"At the Low Week meeting. 1965. the Hierarchy was persuaded that these chaplaincies will be financed more effectively by local efforts rather than by a national appeal, and therefore was not disposed to proceed with the agreed scheme. "Under these circumstances the Catcnian Association as a national organisation naturally has no alternative but to withdraw from the project, leaving its members to
Catholic Herald Reporter support the individual chaplaincies as heretofore."
Fr. Thomas A. McGoldrick, chairman of the Catholic Chaplain's Conference, and chaplain to Liverpool University's Catholics, had not heard of the statement until 1 read it to him on Tuesday. "My immediate reaction," he said, "is that it is a pity that some formula could not have been worked out for places like Wales where Catholics are thin upon the ground. I am sorry they could not have become some sort of national obligation. The situation is very different for Birmingham, Manchester and Liverpool, where Catholics are thick upon the ground. At the same time, what is everyone's baby nationally is no one's. 1 don't think I can comment beyond that, except that 1 was quite convinced some good would come of the Catenian scheme. It was a good thing to have tried."
Fr. Michael Hollings, chaplain to Oxford University's Catholics,
explained how the decision would affect the Oxbridge universities. -Neither Oxford nor Cambridge have local Bishops and the chaplaincies are the concern of the hierarchy." Cardinal Ileenan announced publicly during a recent visit that Oxford's forthcoming appeal for funds would be national. (The existing Oxford chaplaincy chapel must be torn down and another built as part of a city redevelopment plan.) "I hope," Fr. Hollings said, "that Oxford's rebuilding programme will still have the support of all Catholics."
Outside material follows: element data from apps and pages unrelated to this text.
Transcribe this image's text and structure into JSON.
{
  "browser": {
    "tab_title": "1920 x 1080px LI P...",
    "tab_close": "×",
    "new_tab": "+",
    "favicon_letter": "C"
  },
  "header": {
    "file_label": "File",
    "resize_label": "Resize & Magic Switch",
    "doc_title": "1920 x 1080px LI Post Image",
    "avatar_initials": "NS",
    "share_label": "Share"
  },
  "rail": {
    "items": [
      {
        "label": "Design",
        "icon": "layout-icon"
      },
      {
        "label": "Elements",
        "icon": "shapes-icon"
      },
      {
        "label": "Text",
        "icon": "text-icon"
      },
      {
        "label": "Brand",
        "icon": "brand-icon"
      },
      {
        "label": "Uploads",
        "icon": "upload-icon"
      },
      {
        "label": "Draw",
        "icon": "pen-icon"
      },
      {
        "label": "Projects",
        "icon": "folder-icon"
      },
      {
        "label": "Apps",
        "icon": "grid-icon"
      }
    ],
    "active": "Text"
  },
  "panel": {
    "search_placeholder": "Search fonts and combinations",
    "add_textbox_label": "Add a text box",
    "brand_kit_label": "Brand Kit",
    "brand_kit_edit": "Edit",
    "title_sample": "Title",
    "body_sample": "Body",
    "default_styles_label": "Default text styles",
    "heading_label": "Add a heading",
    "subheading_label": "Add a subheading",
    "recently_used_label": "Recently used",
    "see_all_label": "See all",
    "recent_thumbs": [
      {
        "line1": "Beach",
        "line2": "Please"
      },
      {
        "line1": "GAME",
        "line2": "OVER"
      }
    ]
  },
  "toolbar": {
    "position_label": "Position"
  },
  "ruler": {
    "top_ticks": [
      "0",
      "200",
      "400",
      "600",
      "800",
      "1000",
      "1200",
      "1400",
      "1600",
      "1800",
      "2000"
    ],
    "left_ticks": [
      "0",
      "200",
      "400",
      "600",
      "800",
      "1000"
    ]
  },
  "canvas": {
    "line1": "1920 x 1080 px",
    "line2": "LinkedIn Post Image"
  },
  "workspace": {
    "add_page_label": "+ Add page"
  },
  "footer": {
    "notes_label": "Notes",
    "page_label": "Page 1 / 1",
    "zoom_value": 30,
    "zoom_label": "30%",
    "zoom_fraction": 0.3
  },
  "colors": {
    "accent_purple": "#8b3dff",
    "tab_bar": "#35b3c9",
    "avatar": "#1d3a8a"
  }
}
Many people connected with the Oxford and Cambridge chaplaincies had hoped that the Catenian plan would mean the end of the present anachronistic situation governing those chaplaincies. At present they receive only £500 a year from the hierarchy. Chaplains do not receive any stipend. and candidates for the chaplain's post at both universities must have private means.